A month went by before I noticed it again. Three more months went by and finally the diagnosis came. Even though we had an idea of what it could be, hearing the words “Parkinson’s disease” made us all stop and reevaluate.


That was almost eight years ago. Each day, Parkinson’s poses a new challenge for my father, as it does for over one million Americans. Building model rockets for his grandchildren, creating beautiful furniture out of pieces of wood and capturing the world around him in breathtaking photographs have all been shelved due to Parkinson’s.


But what does it mean to have Parkinson's? The common answers vary from a tremor, trouble walking, shaky voice or, often, what Michael J. Fox has. Until my father was diagnosed, those are the answers I would have given. I had no idea Parkinson’s affects more people in the United States than multiple sclerosis, muscular dystrophy and ALS combined. As a family, we didn't know that one day zipping his jacket, brushing his teeth or walking around the block -- simple everyday tasks -- would prove to be difficult at times.


This month, the month of April, is Parkinson's Awareness Month. It sounds good in concept - pick a cause, something that needs attention and pick a month to make people "more aware".  The truth is that Parkinson's, a disease that affects one out of every one hundred people, deserves attention every single day. 


At Promises for Parkinson's, our mission is not only to fund scientific research, but to support Parkinsonians and their families fully.  One key to accomplishing this is to educate communities and spread awareness about Parkinson's disease.  It helps to know the initial symptoms, a tremor usually starting in a limb, fingers or hand; rigidity of the muscles; slowness in movement; changes in voice or handwriting; impaired balance; inability to steadily carry an object.

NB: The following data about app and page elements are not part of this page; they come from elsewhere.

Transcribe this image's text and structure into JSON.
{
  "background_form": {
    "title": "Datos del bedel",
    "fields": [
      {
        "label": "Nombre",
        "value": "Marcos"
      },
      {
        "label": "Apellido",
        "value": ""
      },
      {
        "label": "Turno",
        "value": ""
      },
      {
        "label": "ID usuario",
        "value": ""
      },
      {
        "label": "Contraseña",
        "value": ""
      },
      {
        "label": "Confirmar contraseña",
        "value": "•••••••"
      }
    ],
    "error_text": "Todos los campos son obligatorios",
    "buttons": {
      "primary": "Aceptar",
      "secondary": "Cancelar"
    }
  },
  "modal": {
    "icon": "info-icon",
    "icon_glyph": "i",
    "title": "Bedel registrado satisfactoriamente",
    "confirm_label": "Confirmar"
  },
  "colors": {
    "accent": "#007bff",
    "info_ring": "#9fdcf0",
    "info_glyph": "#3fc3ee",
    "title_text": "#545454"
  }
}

To fully understand Parkinson's, you have to know what happens within the body to cause the disease. The dopamine, or motor oil, in the brain basically dries up. In fact by the time you are diagnosed, nearly 80% of your dopamine is gone. Now we all know what happens when you don't put motor oil in your car. So imagine what happens to your body without dopamine or, the body's motor oil.  You put shampoo in your hand, but you can't make your hand move to your head to deposit the shampoo.  You want to take a step forward, but your legs aren't getting the message. Having Parkinson's is a battle every single day, a battle against yourself.


I've learned about Parkinson's by watching my father battle his body, by doing research and by talking to people affected by the disease.  Sharing stories and experiences is how we learn, it's how we become aware. If you are a Parkinsonian or your life has been touched by Parkinson's in some way, we want to hear your story. We want to pass your story on, use it to educate others, to create the much needed awareness of Parkinson's disease -- not just during the month of April, but every day.